Records from a data source:
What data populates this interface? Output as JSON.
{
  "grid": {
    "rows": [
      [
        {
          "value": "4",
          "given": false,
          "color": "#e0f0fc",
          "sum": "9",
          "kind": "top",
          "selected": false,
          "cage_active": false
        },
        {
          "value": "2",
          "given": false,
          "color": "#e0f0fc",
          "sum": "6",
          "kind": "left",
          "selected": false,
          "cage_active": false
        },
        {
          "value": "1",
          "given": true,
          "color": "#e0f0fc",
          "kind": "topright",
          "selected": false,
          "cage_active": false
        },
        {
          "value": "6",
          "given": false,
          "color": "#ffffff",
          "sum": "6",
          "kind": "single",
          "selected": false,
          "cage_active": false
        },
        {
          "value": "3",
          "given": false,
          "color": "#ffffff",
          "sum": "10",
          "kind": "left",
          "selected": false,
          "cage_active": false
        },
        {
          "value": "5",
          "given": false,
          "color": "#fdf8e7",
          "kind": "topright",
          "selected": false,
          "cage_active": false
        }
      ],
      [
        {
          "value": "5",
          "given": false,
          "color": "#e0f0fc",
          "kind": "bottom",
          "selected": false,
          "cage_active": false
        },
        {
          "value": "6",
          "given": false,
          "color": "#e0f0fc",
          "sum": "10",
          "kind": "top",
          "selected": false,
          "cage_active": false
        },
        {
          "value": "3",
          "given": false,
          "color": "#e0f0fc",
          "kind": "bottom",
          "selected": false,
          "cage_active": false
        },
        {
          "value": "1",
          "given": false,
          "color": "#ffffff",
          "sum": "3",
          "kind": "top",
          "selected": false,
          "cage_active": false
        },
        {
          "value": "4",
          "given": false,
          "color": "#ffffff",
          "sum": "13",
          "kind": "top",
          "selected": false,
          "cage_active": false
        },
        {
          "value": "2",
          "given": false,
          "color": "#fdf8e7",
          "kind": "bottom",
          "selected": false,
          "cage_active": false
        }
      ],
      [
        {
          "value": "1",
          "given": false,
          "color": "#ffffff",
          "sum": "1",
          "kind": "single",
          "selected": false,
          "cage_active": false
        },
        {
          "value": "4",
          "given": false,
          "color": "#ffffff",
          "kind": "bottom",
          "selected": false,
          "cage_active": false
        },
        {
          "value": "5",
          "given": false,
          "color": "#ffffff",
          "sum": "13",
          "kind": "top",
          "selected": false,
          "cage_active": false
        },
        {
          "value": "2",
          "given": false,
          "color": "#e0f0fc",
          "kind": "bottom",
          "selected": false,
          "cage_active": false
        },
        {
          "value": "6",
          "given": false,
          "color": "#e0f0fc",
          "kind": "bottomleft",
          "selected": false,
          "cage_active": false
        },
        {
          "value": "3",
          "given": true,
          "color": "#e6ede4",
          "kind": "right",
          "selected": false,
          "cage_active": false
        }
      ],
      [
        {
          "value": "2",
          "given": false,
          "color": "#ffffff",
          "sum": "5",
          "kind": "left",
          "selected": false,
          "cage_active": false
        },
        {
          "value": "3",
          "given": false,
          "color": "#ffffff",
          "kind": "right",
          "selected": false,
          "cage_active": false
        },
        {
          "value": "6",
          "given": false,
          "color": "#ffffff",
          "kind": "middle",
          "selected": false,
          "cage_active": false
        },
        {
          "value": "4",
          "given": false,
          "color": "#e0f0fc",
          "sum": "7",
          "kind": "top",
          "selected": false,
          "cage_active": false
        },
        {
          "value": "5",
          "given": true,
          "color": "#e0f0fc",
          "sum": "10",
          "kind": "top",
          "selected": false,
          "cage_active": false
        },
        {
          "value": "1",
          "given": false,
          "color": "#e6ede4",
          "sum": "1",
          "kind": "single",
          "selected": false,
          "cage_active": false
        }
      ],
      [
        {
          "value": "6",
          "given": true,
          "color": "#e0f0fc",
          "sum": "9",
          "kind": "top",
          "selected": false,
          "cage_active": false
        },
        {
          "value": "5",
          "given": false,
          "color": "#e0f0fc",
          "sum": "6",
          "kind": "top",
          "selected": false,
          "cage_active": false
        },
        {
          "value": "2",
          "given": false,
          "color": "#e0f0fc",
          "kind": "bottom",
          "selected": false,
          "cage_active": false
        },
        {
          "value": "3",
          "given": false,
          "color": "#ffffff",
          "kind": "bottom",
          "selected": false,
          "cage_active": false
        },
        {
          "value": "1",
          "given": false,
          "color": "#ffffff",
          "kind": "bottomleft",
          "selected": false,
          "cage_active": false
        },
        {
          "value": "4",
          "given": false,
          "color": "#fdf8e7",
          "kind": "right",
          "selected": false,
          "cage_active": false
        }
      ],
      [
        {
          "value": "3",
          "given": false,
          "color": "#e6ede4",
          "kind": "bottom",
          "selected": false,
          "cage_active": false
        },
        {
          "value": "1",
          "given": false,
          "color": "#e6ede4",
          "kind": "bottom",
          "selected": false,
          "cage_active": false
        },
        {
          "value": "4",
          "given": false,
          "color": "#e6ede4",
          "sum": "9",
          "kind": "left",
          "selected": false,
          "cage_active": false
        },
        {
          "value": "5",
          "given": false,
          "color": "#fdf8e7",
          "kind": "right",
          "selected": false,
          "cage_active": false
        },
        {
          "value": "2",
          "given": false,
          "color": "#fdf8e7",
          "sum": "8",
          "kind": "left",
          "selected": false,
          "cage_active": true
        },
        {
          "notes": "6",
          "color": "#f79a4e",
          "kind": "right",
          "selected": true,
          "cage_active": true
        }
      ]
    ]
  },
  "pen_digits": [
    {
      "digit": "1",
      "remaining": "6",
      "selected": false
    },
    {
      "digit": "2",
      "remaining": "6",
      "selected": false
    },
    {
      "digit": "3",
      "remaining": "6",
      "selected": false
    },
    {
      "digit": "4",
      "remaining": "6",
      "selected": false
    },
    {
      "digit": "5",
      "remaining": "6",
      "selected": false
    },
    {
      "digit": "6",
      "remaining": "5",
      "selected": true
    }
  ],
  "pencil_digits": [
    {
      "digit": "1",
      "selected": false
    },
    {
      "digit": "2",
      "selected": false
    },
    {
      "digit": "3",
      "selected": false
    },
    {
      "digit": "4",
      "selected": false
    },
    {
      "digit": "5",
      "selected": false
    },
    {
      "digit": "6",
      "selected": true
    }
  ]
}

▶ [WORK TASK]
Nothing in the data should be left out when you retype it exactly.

▶ [TASK OUTPUT]
What data populates this interface? Output as JSON.
{
  "grid": {
    "rows": [
      [
        {
          "value": "4",
          "given": false,
          "color": "#e0f0fc",
          "sum": "9",
          "kind": "top",
          "selected": false,
          "cage_active": false
        },
        {
          "value": "2",
          "given": false,
          "color": "#e0f0fc",
          "sum": "6",
          "kind": "left",
          "selected": false,
          "cage_active": false
        },
        {
          "value": "1",
          "given": true,
          "color": "#e0f0fc",
          "kind": "topright",
          "selected": false,
          "cage_active": false
        },
        {
          "value": "6",
          "given": false,
          "color": "#ffffff",
          "sum": "6",
          "kind": "single",
          "selected": false,
          "cage_active": false
        },
        {
          "value": "3",
          "given": false,
          "color": "#ffffff",
          "sum": "10",
          "kind": "left",
          "selected": false,
          "cage_active": false
        },
        {
          "value": "5",
          "given": false,
          "color": "#fdf8e7",
          "kind": "topright",
          "selected": false,
          "cage_active": false
        }
      ],
      [
        {
          "value": "5",
          "given": false,
          "color": "#e0f0fc",
          "kind": "bottom",
          "selected": false,
          "cage_active": false
        },
        {
          "value": "6",
          "given": false,
          "color": "#e0f0fc",
          "sum": "10",
          "kind": "top",
          "selected": false,
          "cage_active": false
        },
        {
          "value": "3",
          "given": false,
          "color": "#e0f0fc",
          "kind": "bottom",
          "selected": false,
          "cage_active": false
        },
        {
          "value": "1",
          "given": false,
          "color": "#ffffff",
          "sum": "3",
          "kind": "top",
          "selected": false,
          "cage_active": false
        },
        {
          "value": "4",
          "given": false,
          "color": "#ffffff",
          "sum": "13",
          "kind": "top",
          "selected": false,
          "cage_active": false
        },
        {
          "value": "2",
          "given": false,
          "color": "#fdf8e7",
          "kind": "bottom",
          "selected": false,
          "cage_active": false
        }
      ],
      [
        {
          "value": "1",
          "given": false,
          "color": "#ffffff",
          "sum": "1",
          "kind": "single",
          "selected": false,
          "cage_active": false
        },
        {
          "value": "4",
          "given": false,
          "color": "#ffffff",
          "kind": "bottom",
          "selected": false,
          "cage_active": false
        },
        {
          "value": "5",
          "given": false,
          "color": "#ffffff",
          "sum": "13",
          "kind": "top",
          "selected": false,
          "cage_active": false
        },
        {
          "value": "2",
          "given": false,
          "color": "#e0f0fc",
          "kind": "bottom",
          "selected": false,
          "cage_active": false
        },
        {
          "value": "6",
          "given": false,
          "color": "#e0f0fc",
          "kind": "bottomleft",
          "selected": false,
          "cage_active": false
        },
        {
          "value": "3",
          "given": true,
          "color": "#e6ede4",
          "kind": "right",
          "selected": false,
          "cage_active": false
        }
      ],
      [
        {
          "value": "2",
          "given": false,
          "color": "#ffffff",
          "sum": "5",
          "kind": "left",
          "selected": false,
          "cage_active": false
        },
        {
          "value": "3",
          "given": false,
          "color": "#ffffff",
          "kind": "right",
          "selected": false,
          "cage_active": false
        },
        {
          "value": "6",
          "given": false,
          "color": "#ffffff",
          "kind": "middle",
          "selected": false,
          "cage_active": false
        },
        {
          "value": "4",
          "given": false,
          "color": "#e0f0fc",
          "sum": "7",
          "kind": "top",
          "selected": false,
          "cage_active": false
        },
        {
          "value": "5",
          "given": true,
          "color": "#e0f0fc",
          "sum": "10",
          "kind": "top",
          "selected": false,
          "cage_active": false
        },
        {
          "value": "1",
          "given": false,
          "color": "#e6ede4",
          "sum": "1",
          "kind": "single",
          "selected": false,
          "cage_active": false
        }
      ],
      [
        {
          "value": "6",
          "given": true,
          "color": "#e0f0fc",
          "sum": "9",
          "kind": "top",
          "selected": false,
          "cage_active": false
        },
        {
          "value": "5",
          "given": false,
          "color": "#e0f0fc",
          "sum": "6",
          "kind": "top",
          "selected": false,
          "cage_active": false
        },
        {
          "value": "2",
          "given": false,
          "color": "#e0f0fc",
          "kind": "bottom",
          "selected": false,
          "cage_active": false
        },
        {
          "value": "3",
          "given": false,
          "color": "#ffffff",
          "kind": "bottom",
          "selected": false,
          "cage_active": false
        },
        {
          "value": "1",
          "given": false,
          "color": "#ffffff",
          "kind": "bottomleft",
          "selected": false,
          "cage_active": false
        },
        {
          "value": "4",
          "given": false,
          "color": "#fdf8e7",
          "kind": "right",
          "selected": false,
          "cage_active": false
        }
      ],
      [
        {
          "value": "3",
          "given": false,
          "color": "#e6ede4",
          "kind": "bottom",
          "selected": false,
          "cage_active": false
        },
        {
          "value": "1",
          "given": false,
          "color": "#e6ede4",
          "kind": "bottom",
          "selected": false,
          "cage_active": false
        },
        {
          "value": "4",
          "given": false,
          "color": "#e6ede4",
          "sum": "9",
          "kind": "left",
          "selected": false,
          "cage_active": false
        },
        {
          "value": "5",
          "given": false,
          "color": "#fdf8e7",
          "kind": "right",
          "selected": false,
          "cage_active": false
        },
        {
          "value": "2",
          "given": false,
          "color": "#fdf8e7",
          "sum": "8",
          "kind": "left",
          "selected": false,
          "cage_active": true
        },
        {
          "notes": "6",
          "color": "#f79a4e",
          "kind": "right",
          "selected": true,
          "cage_active": true
        }
      ]
    ]
  },
  "pen_digits": [
    {
      "digit": "1",
      "remaining": "6",
      "selected": false
    },
    {
      "digit": "2",
      "remaining": "6",
      "selected": false
    },
    {
      "digit": "3",
      "remaining": "6",
      "selected": false
    },
    {
      "digit": "4",
      "remaining": "6",
      "selected": false
    },
    {
      "digit": "5",
      "remaining": "6",
      "selected": false
    },
    {
      "digit": "6",
      "remaining": "5",
      "selected": true
    }
  ],
  "pencil_digits": [
    {
      "digit": "1",
      "selected": false
    },
    {
      "digit": "2",
      "selected": false
    },
    {
      "digit": "3",
      "selected": false
    },
    {
      "digit": "4",
      "selected": false
    },
    {
      "digit": "5",
      "selected": false
    },
    {
      "digit": "6",
      "selected": true
    }
  ]
}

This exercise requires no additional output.